#### Exercise brief:
Go through the material below, noting each line where the string "어반리튬" appears, and give only the total.

#### Records supplied:

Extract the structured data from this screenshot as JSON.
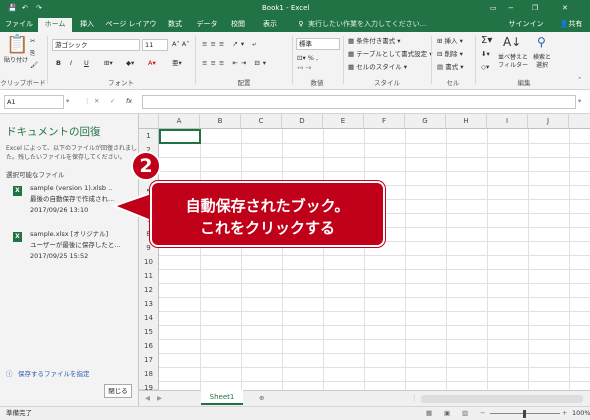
{
  "titlebar": {
    "title": "Book1 - Excel",
    "signin": "サインイン",
    "share": "共有",
    "min": "−",
    "restore": "❐",
    "close": "✕"
  },
  "tabs": [
    "ファイル",
    "ホーム",
    "挿入",
    "ページ レイアウト",
    "数式",
    "データ",
    "校閲",
    "表示"
  ],
  "tell_me": "実行したい作業を入力してください...",
  "ribbon": {
    "paste": "貼り付け",
    "clipboard": "クリップボード",
    "font_name": "游ゴシック",
    "font_size": "11",
    "bold": "B",
    "italic": "I",
    "underline": "U",
    "font": "フォント",
    "alignment": "配置",
    "number_format": "標準",
    "number": "数値",
    "cond_format": "条件付き書式",
    "table_format": "テーブルとして書式設定",
    "cell_style": "セルのスタイル",
    "style": "スタイル",
    "insert": "挿入",
    "delete": "削除",
    "format": "書式",
    "cells": "セル",
    "sort_filter": "並べ替えと\nフィルター",
    "find_select": "検索と\n選択",
    "editing": "編集"
  },
  "formula_bar": {
    "name_box": "A1",
    "cancel": "✕",
    "enter": "✓",
    "fx": "fx",
    "value": ""
  },
  "recovery": {
    "title": "ドキュメントの回復",
    "desc1": "Excel によって、以下のファイルが回復されまし",
    "desc2": "た。残したいファイルを保存してください。",
    "available": "選択可能なファイル",
    "files": [
      {
        "name": "sample (version 1).xlsb ..",
        "desc": "最後の自動保存で作成され...",
        "date": "2017/09/26 13:10"
      },
      {
        "name": "sample.xlsx  [オリジナル]",
        "desc": "ユーザーが最後に保存したと...",
        "date": "2017/09/25 15:52"
      }
    ],
    "which_link": "保存するファイルを指定",
    "close": "閉じる"
  },
  "grid": {
    "columns": [
      "A",
      "B",
      "C",
      "D",
      "E",
      "F",
      "G",
      "H",
      "I",
      "J"
    ],
    "rows": [
      "1",
      "2",
      "3",
      "4",
      "5",
      "6",
      "7",
      "8",
      "9",
      "10",
      "11",
      "12",
      "13",
      "14",
      "15",
      "16",
      "17",
      "18",
      "19"
    ]
  },
  "sheet_tab": "Sheet1",
  "status": {
    "ready": "準備完了",
    "zoom": "100%"
  },
  "callout": {
    "badge": "2",
    "line1": "自動保存されたブック。",
    "line2": "これをクリックする"
  },
  "colors": {
    "excel_green": "#217346",
    "callout_red": "#c00018"
  }
}
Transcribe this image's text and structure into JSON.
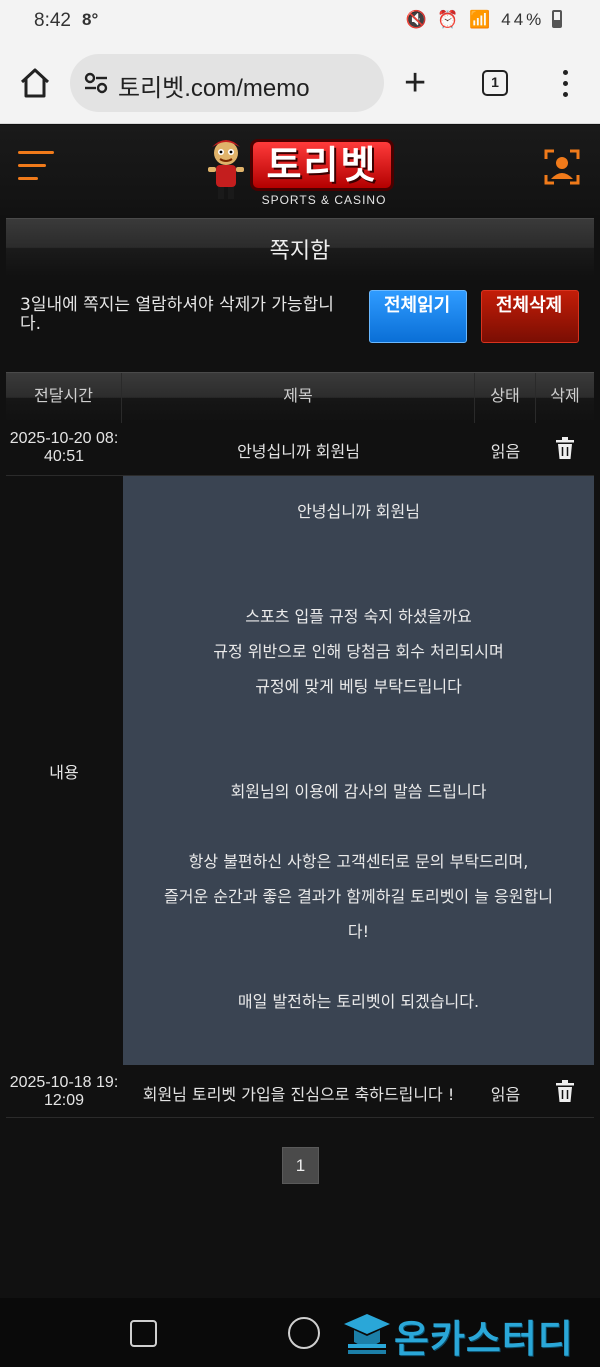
{
  "status_bar": {
    "time": "8:42",
    "temp": "8°",
    "battery": "44%"
  },
  "browser": {
    "url": "토리벳.com/memo",
    "tab_count": "1"
  },
  "site": {
    "brand": "토리벳",
    "tagline": "SPORTS & CASINO"
  },
  "page": {
    "title": "쪽지함",
    "notice": "3일내에 쪽지는 열람하셔야 삭제가 가능합니다.",
    "read_all_label": "전체읽기",
    "delete_all_label": "전체삭제"
  },
  "table": {
    "headers": {
      "time": "전달시간",
      "subject": "제목",
      "status": "상태",
      "delete": "삭제"
    },
    "rows": [
      {
        "time_line1": "2025-10-20 08:",
        "time_line2": "40:51",
        "subject": "안녕십니까 회원님",
        "status": "읽음"
      },
      {
        "time_line1": "2025-10-18 19:",
        "time_line2": "12:09",
        "subject": "회원님 토리벳 가입을 진심으로 축하드립니다 !",
        "status": "읽음"
      }
    ],
    "content_label": "내용",
    "content_lines": [
      "안녕십니까 회원님",
      "스포츠 입플 규정 숙지 하셨을까요",
      "규정 위반으로 인해 당첨금 회수 처리되시며",
      "규정에 맞게 베팅 부탁드립니다",
      "회원님의 이용에 감사의 말씀 드립니다",
      "항상 불편하신 사항은 고객센터로 문의 부탁드리며,",
      "즐거운 순간과 좋은 결과가 함께하길 토리벳이 늘 응원합니",
      "다!",
      "매일 발전하는 토리벳이 되겠습니다."
    ]
  },
  "pagination": {
    "current": "1"
  },
  "watermark": {
    "text": "온카스터디"
  },
  "colors": {
    "accent_orange": "#f07a1a",
    "button_blue": "#1a86ef",
    "button_red": "#a41506",
    "content_bg": "#3a4452"
  }
}
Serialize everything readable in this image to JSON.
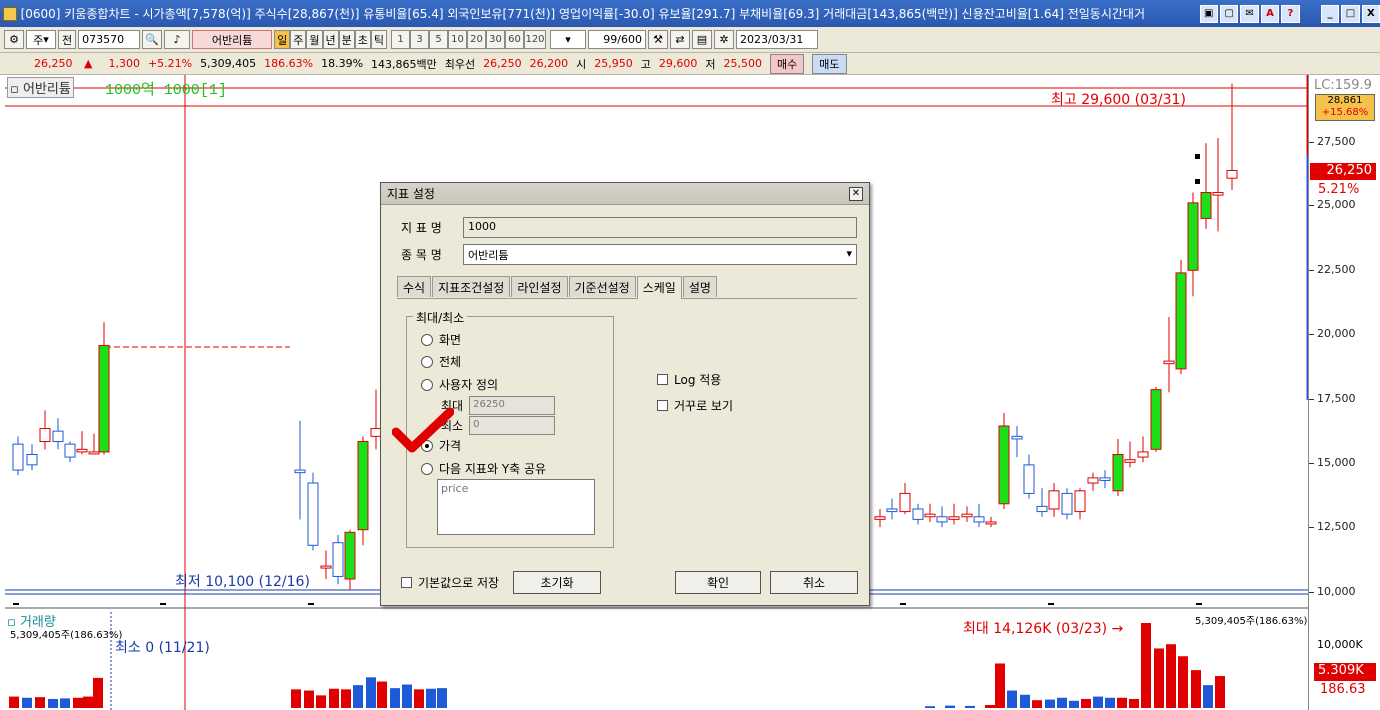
{
  "titlebar": {
    "text": "[0600] 키움종합차트 - 시가총액[7,578(억)] 주식수[28,867(천)] 유통비율[65.4] 외국인보유[771(천)] 영업이익률[-30.0] 유보율[291.7] 부채비율[69.3] 거래대금[143,865(백만)] 신용잔고비율[1.64] 전일동시간대거",
    "buttons": [
      "▣",
      "▢",
      "✉",
      "A",
      "?"
    ],
    "window_controls": [
      "_",
      "□",
      "X"
    ]
  },
  "toolbar": {
    "period_select": "주",
    "jeon": "전",
    "code": "073570",
    "stock_name": "어반리튬",
    "period_buttons": [
      "일",
      "주",
      "월",
      "년",
      "분",
      "초",
      "틱"
    ],
    "active_period": "일",
    "minute_buttons": [
      "1",
      "3",
      "5",
      "10",
      "20",
      "30",
      "60",
      "120"
    ],
    "count": "99/600",
    "date": "2023/03/31"
  },
  "quote": {
    "price": "26,250",
    "arrow": "▲",
    "change": "1,300",
    "change_pct": "+5.21%",
    "volume": "5,309,405",
    "vol_ratio": "186.63%",
    "turnover": "18.39%",
    "amount": "143,865백만",
    "best_label": "최우선",
    "best_ask": "26,250",
    "best_bid": "26,200",
    "open_label": "시",
    "open": "25,950",
    "high_label": "고",
    "high": "29,600",
    "low_label": "저",
    "low": "25,500",
    "buy_label": "매수",
    "sell_label": "매도"
  },
  "chart": {
    "stock_label": "어반리튬",
    "indicator_label": "1000억 1000[1]",
    "max_label": "최고 29,600 (03/31)",
    "min_label": "최저 10,100 (12/16)",
    "volume_label": "거래량",
    "volume_value": "5,309,405주(186.63%)",
    "volume_value_right": "5,309,405주(186.63%)",
    "vol_min_label": "최소 0 (11/21)",
    "vol_max_label": "최대 14,126K (03/23) →",
    "lc_label": "LC:159.9",
    "cur_price": "28,861",
    "cur_pct": "+15.68%",
    "price_tag": "26,250",
    "pct_tag": "5.21%",
    "vol_tag": "5.309K",
    "vol_pct_tag": "186.63",
    "vol_tick": "10,000K",
    "yticks": [
      "27,500",
      "25,000",
      "22,500",
      "20,000",
      "17,500",
      "15,000",
      "12,500",
      "10,000"
    ],
    "colors": {
      "up": "#e00000",
      "down": "#1e5ad8",
      "bull": "#19e019",
      "accent": "#f4c24a"
    }
  },
  "dialog": {
    "title": "지표 설정",
    "name_label": "지 표 명",
    "name_value": "1000",
    "stock_label": "종 목 명",
    "stock_value": "어반리튬",
    "tabs": [
      "수식",
      "지표조건설정",
      "라인설정",
      "기준선설정",
      "스케일",
      "설명"
    ],
    "active_tab": "스케일",
    "group_title": "최대/최소",
    "radios": [
      "화면",
      "전체",
      "사용자 정의",
      "가격",
      "다음 지표와 Y축 공유"
    ],
    "selected_radio": "가격",
    "max_label": "최대",
    "max_value": "26250",
    "min_label": "최소",
    "min_value": "0",
    "share_value": "price",
    "log_label": "Log 적용",
    "invert_label": "거꾸로 보기",
    "save_default_label": "기본값으로 저장",
    "reset_label": "초기화",
    "ok_label": "확인",
    "cancel_label": "취소"
  }
}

#### Exercise output:
3